◆ TASK DIRECTIONS
Would it be possible to write out each entry below exactly, without the pictures?

◆ RECORDS TO USE
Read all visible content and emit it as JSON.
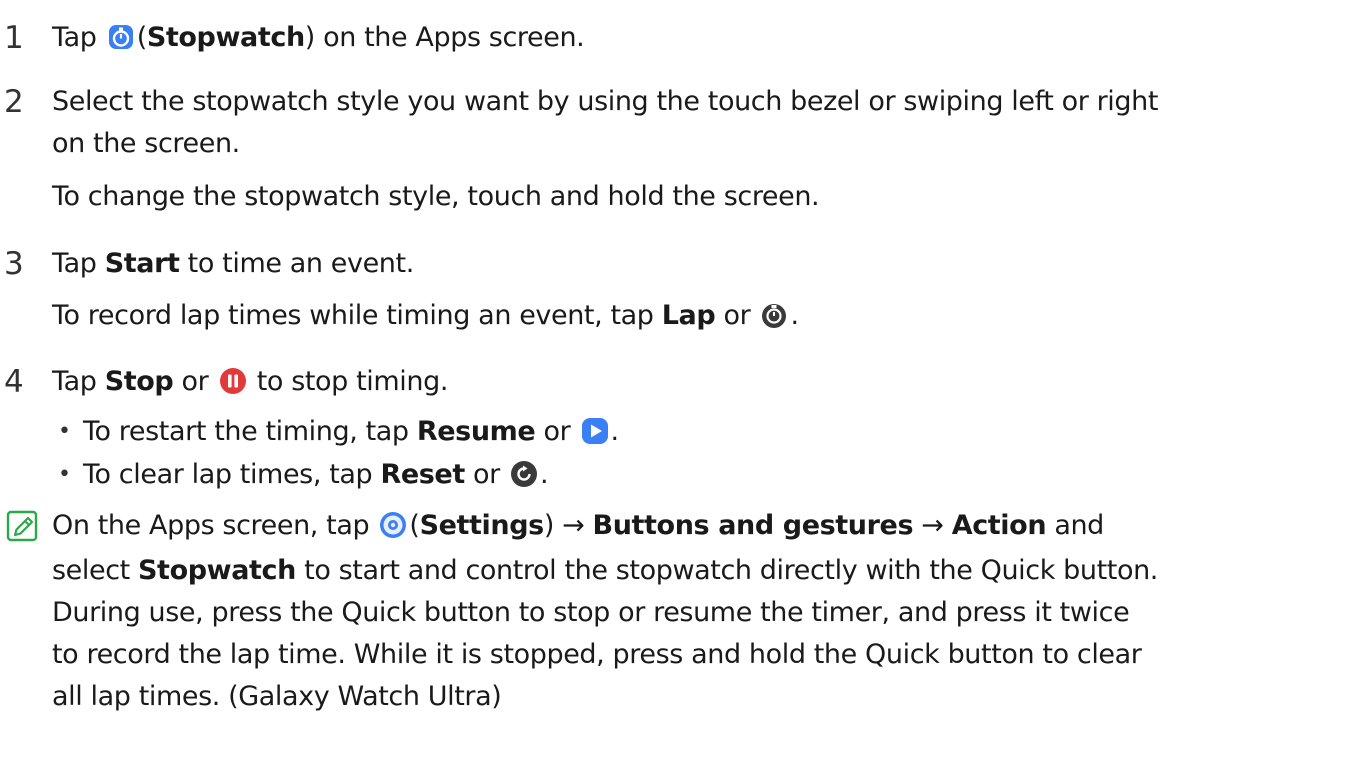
{
  "steps": [
    {
      "number": "1",
      "parts": [
        "Tap ",
        "(",
        "Stopwatch",
        ") on the Apps screen."
      ]
    },
    {
      "number": "2",
      "line1": "Select the stopwatch style you want by using the touch bezel or swiping left or right",
      "line2": "on the screen.",
      "line3": "To change the stopwatch style, touch and hold the screen."
    },
    {
      "number": "3",
      "l1_a": "Tap ",
      "l1_b": "Start",
      "l1_c": " to time an event.",
      "l2_a": "To record lap times while timing an event, tap ",
      "l2_b": "Lap",
      "l2_c": " or ",
      "l2_d": "."
    },
    {
      "number": "4",
      "l1_a": "Tap ",
      "l1_b": "Stop",
      "l1_c": " or ",
      "l1_d": " to stop timing.",
      "bullets": [
        {
          "a": "To restart the timing, tap ",
          "b": "Resume",
          "c": " or ",
          "d": "."
        },
        {
          "a": "To clear lap times, tap ",
          "b": "Reset",
          "c": " or ",
          "d": "."
        }
      ]
    }
  ],
  "note": {
    "l1_a": "On the Apps screen, tap ",
    "l1_b": "(",
    "l1_c": "Settings",
    "l1_d": ") → ",
    "l1_e": "Buttons and gestures",
    "l1_f": " → ",
    "l1_g": "Action",
    "l1_h": " and",
    "l2_a": "select ",
    "l2_b": "Stopwatch",
    "l2_c": " to start and control the stopwatch directly with the Quick button.",
    "l3": "During use, press the Quick button to stop or resume the timer, and press it twice",
    "l4": "to record the lap time. While it is stopped, press and hold the Quick button to clear",
    "l5": "all lap times. (Galaxy Watch Ultra)"
  },
  "colors": {
    "stopwatch_icon": "#3b7ff5",
    "pause_icon": "#e23a3a",
    "play_icon": "#3b7ff5",
    "dark_icon": "#3a3a3a",
    "note_icon": "#2aa84a"
  }
}
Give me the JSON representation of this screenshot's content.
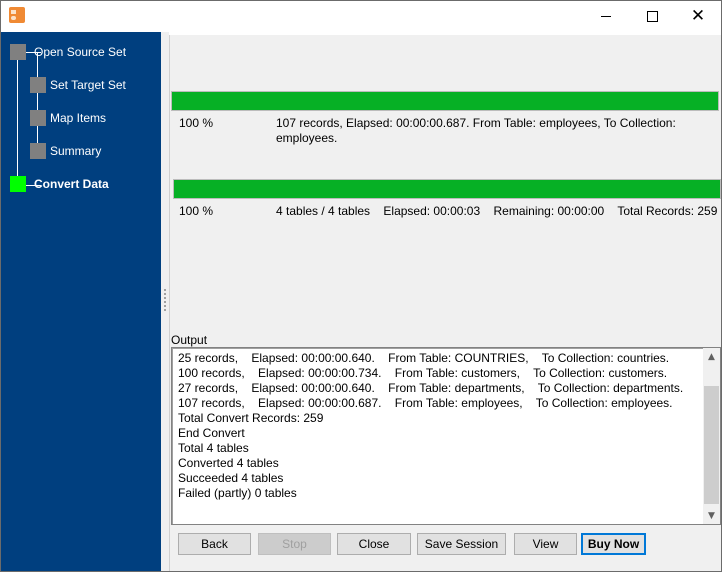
{
  "window": {
    "title": "",
    "controls": {
      "minimize": "minimize",
      "maximize": "maximize",
      "close": "close"
    }
  },
  "sidebar": {
    "steps": [
      {
        "label": "Open Source Set",
        "state": "done"
      },
      {
        "label": "Set Target Set",
        "state": "done"
      },
      {
        "label": "Map Items",
        "state": "done"
      },
      {
        "label": "Summary",
        "state": "done"
      },
      {
        "label": "Convert Data",
        "state": "active"
      }
    ]
  },
  "progress": {
    "table": {
      "percent_value": 100,
      "percent_label": "100 %",
      "info": "107 records,    Elapsed: 00:00:00.687.    From Table: employees,    To Collection: employees."
    },
    "total": {
      "percent_value": 100,
      "percent_label": "100 %",
      "info": "4 tables / 4 tables    Elapsed: 00:00:03    Remaining: 00:00:00    Total Records: 259"
    },
    "fill_color": "#06b025"
  },
  "output": {
    "label": "Output",
    "lines": [
      "25 records,    Elapsed: 00:00:00.640.    From Table: COUNTRIES,    To Collection: countries.",
      "100 records,    Elapsed: 00:00:00.734.    From Table: customers,    To Collection: customers.",
      "27 records,    Elapsed: 00:00:00.640.    From Table: departments,    To Collection: departments.",
      "107 records,    Elapsed: 00:00:00.687.    From Table: employees,    To Collection: employees.",
      "Total Convert Records: 259",
      "End Convert",
      "Total 4 tables",
      "Converted 4 tables",
      "Succeeded 4 tables",
      "Failed (partly) 0 tables"
    ]
  },
  "buttons": {
    "back": "Back",
    "stop": "Stop",
    "close": "Close",
    "save_session": "Save Session",
    "view": "View",
    "buy_now": "Buy Now"
  },
  "colors": {
    "sidebar_bg": "#003f7f",
    "step_done": "#808080",
    "step_active": "#00ff00",
    "default_button_border": "#0078d7"
  }
}
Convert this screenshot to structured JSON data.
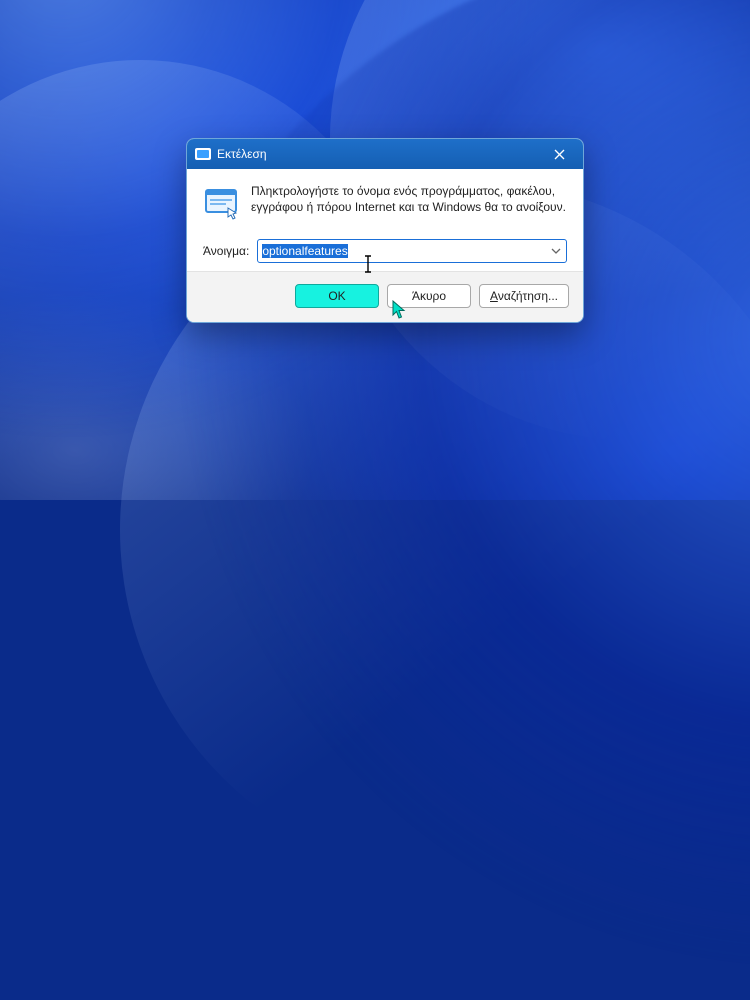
{
  "dialog": {
    "title": "Εκτέλεση",
    "instruction": "Πληκτρολογήστε το όνομα ενός προγράμματος, φακέλου, εγγράφου ή πόρου Internet και τα Windows θα το ανοίξουν.",
    "open_label": "Άνοιγμα:",
    "input_value": "optionalfeatures",
    "buttons": {
      "ok": "OK",
      "cancel": "Άκυρο",
      "browse": "Αναζήτηση..."
    }
  }
}
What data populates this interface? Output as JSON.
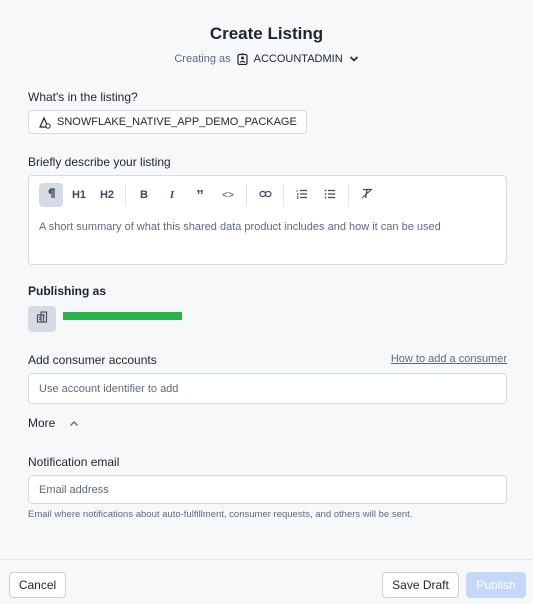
{
  "header": {
    "title": "Create Listing",
    "creating_as_label": "Creating as",
    "role": "ACCOUNTADMIN"
  },
  "listing": {
    "label": "What's in the listing?",
    "package_name": "SNOWFLAKE_NATIVE_APP_DEMO_PACKAGE"
  },
  "description": {
    "label": "Briefly describe your listing",
    "toolbar": {
      "h1": "H1",
      "h2": "H2",
      "bold": "B",
      "italic": "I",
      "quote": "”",
      "code": "<>"
    },
    "placeholder": "A short summary of what this shared data product includes and how it can be used"
  },
  "publishing": {
    "label": "Publishing as",
    "accent_color": "#29b34a"
  },
  "consumers": {
    "label": "Add consumer accounts",
    "help_link": "How to add a consumer",
    "placeholder": "Use account identifier to add"
  },
  "more": {
    "label": "More"
  },
  "notification": {
    "label": "Notification email",
    "placeholder": "Email address",
    "helper": "Email where notifications about auto-fulfillment, consumer requests, and others will be sent."
  },
  "footer": {
    "cancel": "Cancel",
    "save_draft": "Save Draft",
    "publish": "Publish"
  }
}
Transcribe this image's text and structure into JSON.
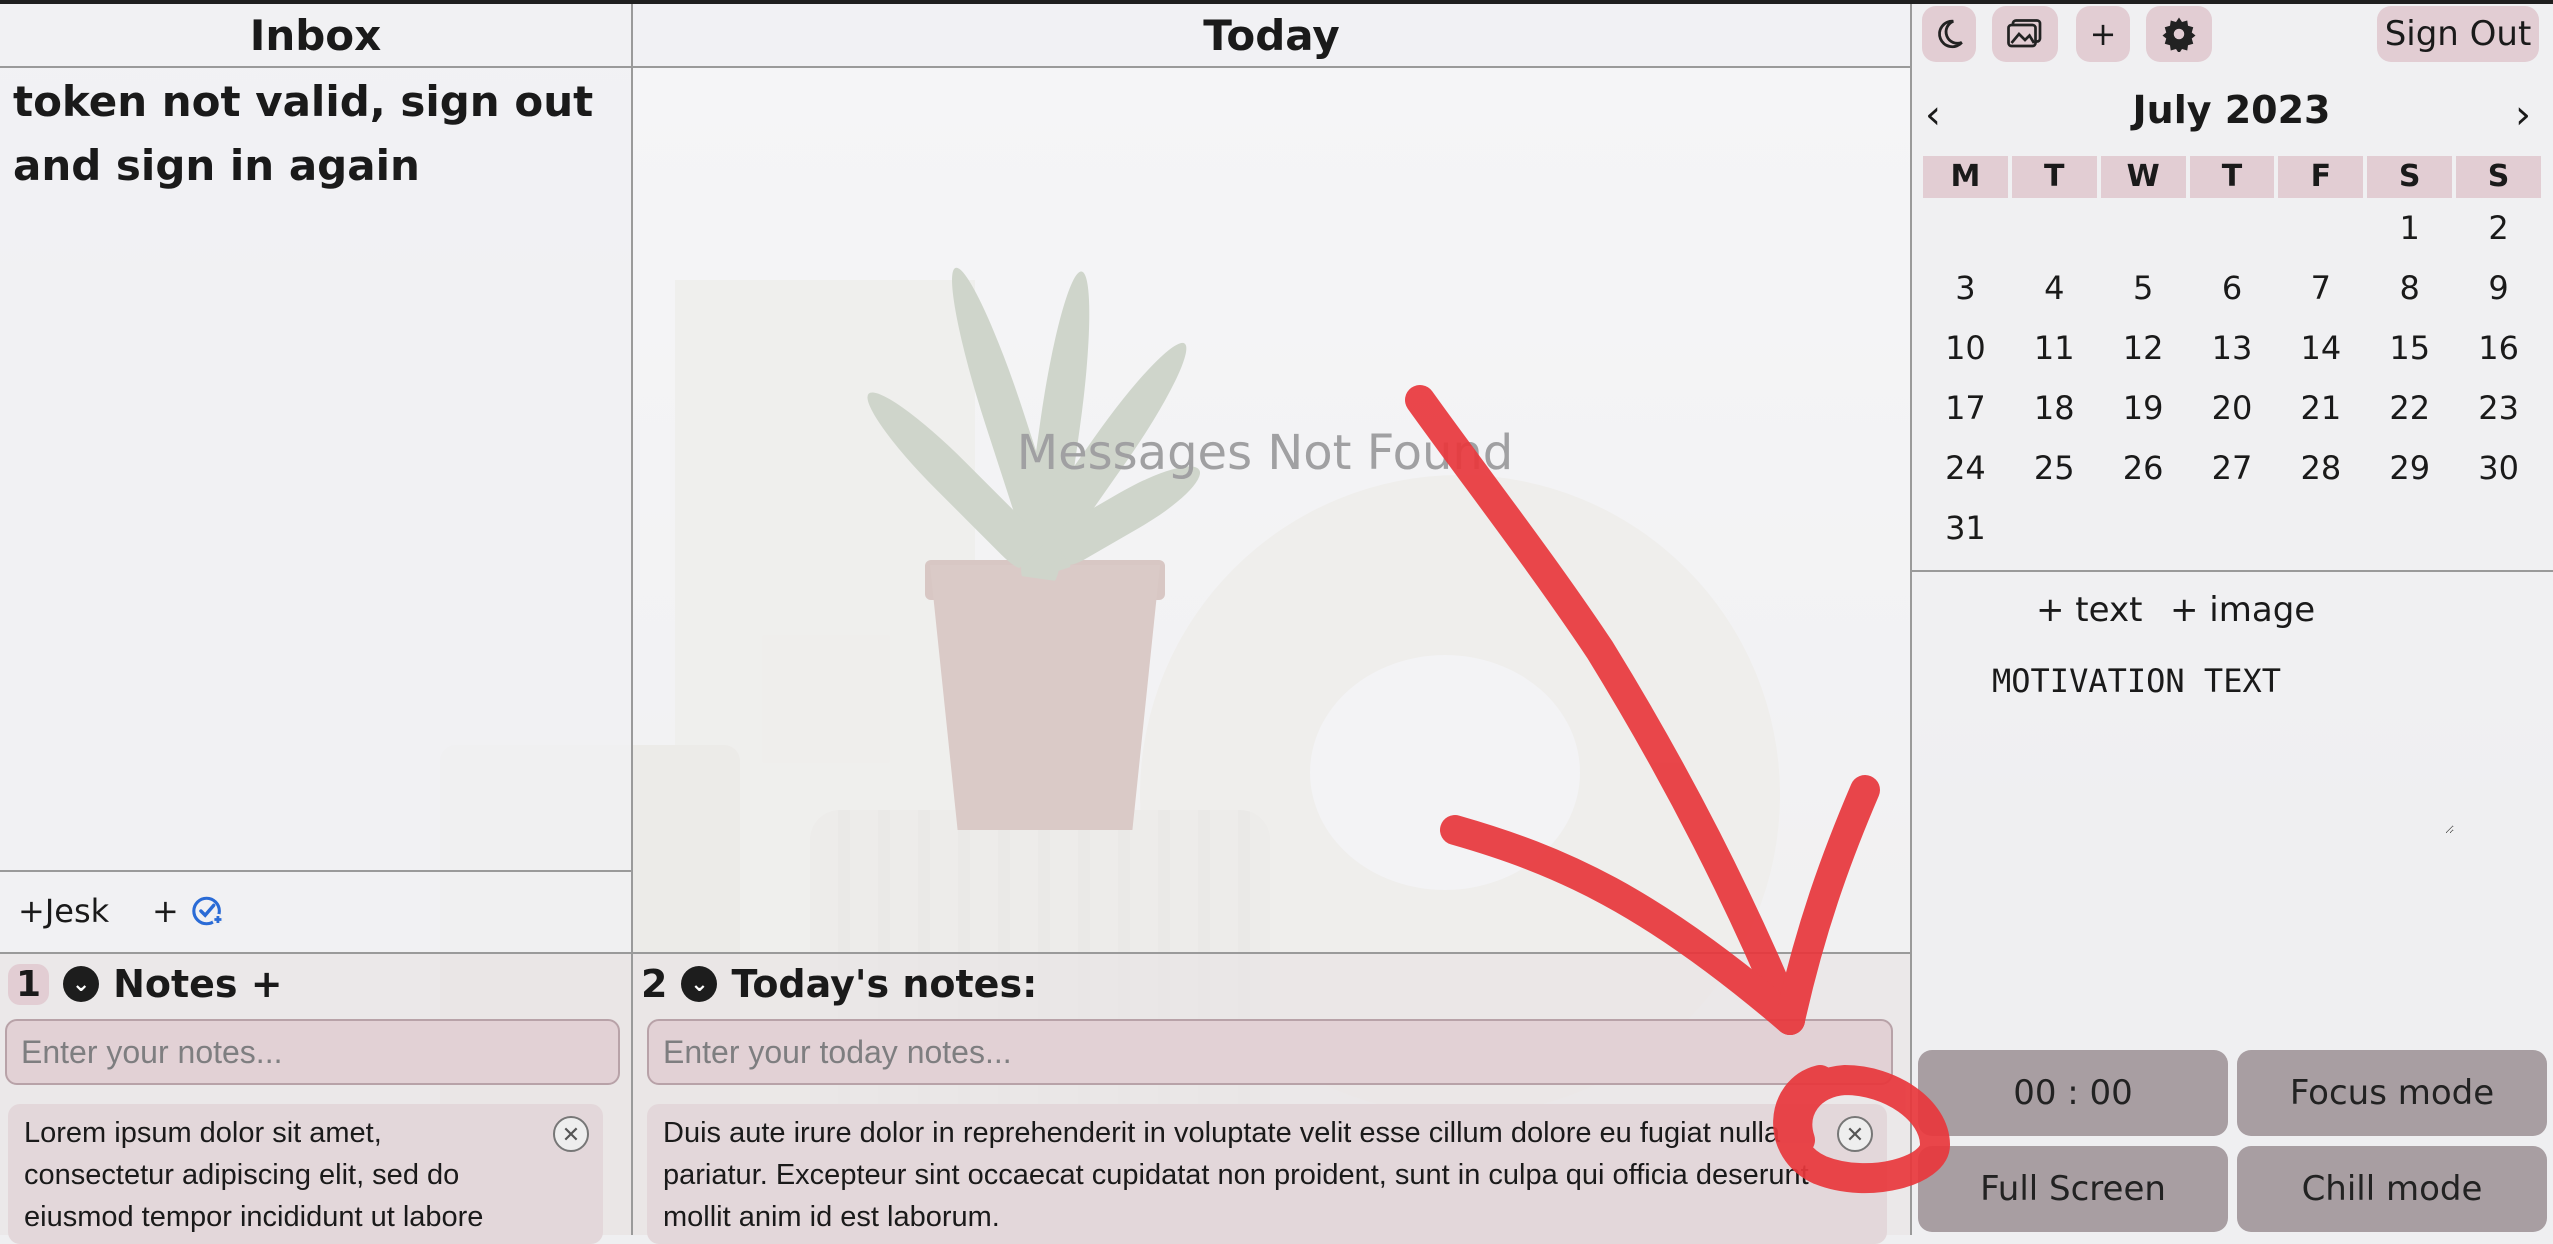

◆ SOLUTION TO THE PROBLEM
Read all visible content and emit it as JSON.
{
  "steps": [
    {
      "number": "1",
      "parts": [
        "Tap ",
        "(",
        "Stopwatch",
        ") on the Apps screen."
      ]
    },
    {
      "number": "2",
      "line1": "Select the stopwatch style you want by using the touch bezel or swiping left or right",
      "line2": "on the screen.",
      "line3": "To change the stopwatch style, touch and hold the screen."
    },
    {
      "number": "3",
      "l1_a": "Tap ",
      "l1_b": "Start",
      "l1_c": " to time an event.",
      "l2_a": "To record lap times while timing an event, tap ",
      "l2_b": "Lap",
      "l2_c": " or ",
      "l2_d": "."
    },
    {
      "number": "4",
      "l1_a": "Tap ",
      "l1_b": "Stop",
      "l1_c": " or ",
      "l1_d": " to stop timing.",
      "bullets": [
        {
          "a": "To restart the timing, tap ",
          "b": "Resume",
          "c": " or ",
          "d": "."
        },
        {
          "a": "To clear lap times, tap ",
          "b": "Reset",
          "c": " or ",
          "d": "."
        }
      ]
    }
  ],
  "note": {
    "l1_a": "On the Apps screen, tap ",
    "l1_b": "(",
    "l1_c": "Settings",
    "l1_d": ") → ",
    "l1_e": "Buttons and gestures",
    "l1_f": " → ",
    "l1_g": "Action",
    "l1_h": " and",
    "l2_a": "select ",
    "l2_b": "Stopwatch",
    "l2_c": " to start and control the stopwatch directly with the Quick button.",
    "l3": "During use, press the Quick button to stop or resume the timer, and press it twice",
    "l4": "to record the lap time. While it is stopped, press and hold the Quick button to clear",
    "l5": "all lap times. (Galaxy Watch Ultra)"
  },
  "colors": {
    "stopwatch_icon": "#3b7ff5",
    "pause_icon": "#e23a3a",
    "play_icon": "#3b7ff5",
    "dark_icon": "#3a3a3a",
    "note_icon": "#2aa84a"
  }
}
Give me the JSON representation of this screenshot's content.
{
  "window": {
    "title": "",
    "controls": {
      "minimize": "minimize",
      "maximize": "maximize",
      "close": "close"
    }
  },
  "sidebar": {
    "steps": [
      {
        "label": "Open Source Set",
        "state": "done"
      },
      {
        "label": "Set Target Set",
        "state": "done"
      },
      {
        "label": "Map Items",
        "state": "done"
      },
      {
        "label": "Summary",
        "state": "done"
      },
      {
        "label": "Convert Data",
        "state": "active"
      }
    ]
  },
  "progress": {
    "table": {
      "percent_value": 100,
      "percent_label": "100 %",
      "info": "107 records,    Elapsed: 00:00:00.687.    From Table: employees,    To Collection: employees."
    },
    "total": {
      "percent_value": 100,
      "percent_label": "100 %",
      "info": "4 tables / 4 tables    Elapsed: 00:00:03    Remaining: 00:00:00    Total Records: 259"
    },
    "fill_color": "#06b025"
  },
  "output": {
    "label": "Output",
    "lines": [
      "25 records,    Elapsed: 00:00:00.640.    From Table: COUNTRIES,    To Collection: countries.",
      "100 records,    Elapsed: 00:00:00.734.    From Table: customers,    To Collection: customers.",
      "27 records,    Elapsed: 00:00:00.640.    From Table: departments,    To Collection: departments.",
      "107 records,    Elapsed: 00:00:00.687.    From Table: employees,    To Collection: employees.",
      "Total Convert Records: 259",
      "End Convert",
      "Total 4 tables",
      "Converted 4 tables",
      "Succeeded 4 tables",
      "Failed (partly) 0 tables"
    ]
  },
  "buttons": {
    "back": "Back",
    "stop": "Stop",
    "close": "Close",
    "save_session": "Save Session",
    "view": "View",
    "buy_now": "Buy Now"
  },
  "colors": {
    "sidebar_bg": "#003f7f",
    "step_done": "#808080",
    "step_active": "#00ff00",
    "default_button_border": "#0078d7"
  }
}
Convert this screenshot to structured JSON data.
{
  "dialog": {
    "title": "Εκτέλεση",
    "instruction": "Πληκτρολογήστε το όνομα ενός προγράμματος, φακέλου, εγγράφου ή πόρου Internet και τα Windows θα το ανοίξουν.",
    "open_label": "Άνοιγμα:",
    "input_value": "optionalfeatures",
    "buttons": {
      "ok": "OK",
      "cancel": "Άκυρο",
      "browse": "Αναζήτηση..."
    }
  }
}
What data populates this interface? Output as JSON.
{
  "header": {
    "title": "Create Listing",
    "creating_as_label": "Creating as",
    "role": "ACCOUNTADMIN"
  },
  "listing": {
    "label": "What's in the listing?",
    "package_name": "SNOWFLAKE_NATIVE_APP_DEMO_PACKAGE"
  },
  "description": {
    "label": "Briefly describe your listing",
    "toolbar": {
      "h1": "H1",
      "h2": "H2",
      "bold": "B",
      "italic": "I",
      "quote": "”",
      "code": "<>"
    },
    "placeholder": "A short summary of what this shared data product includes and how it can be used"
  },
  "publishing": {
    "label": "Publishing as",
    "accent_color": "#29b34a"
  },
  "consumers": {
    "label": "Add consumer accounts",
    "help_link": "How to add a consumer",
    "placeholder": "Use account identifier to add"
  },
  "more": {
    "label": "More"
  },
  "notification": {
    "label": "Notification email",
    "placeholder": "Email address",
    "helper": "Email where notifications about auto-fulfillment, consumer requests, and others will be sent."
  },
  "footer": {
    "cancel": "Cancel",
    "save_draft": "Save Draft",
    "publish": "Publish"
  }
}
Transcribe this image's text and structure into JSON.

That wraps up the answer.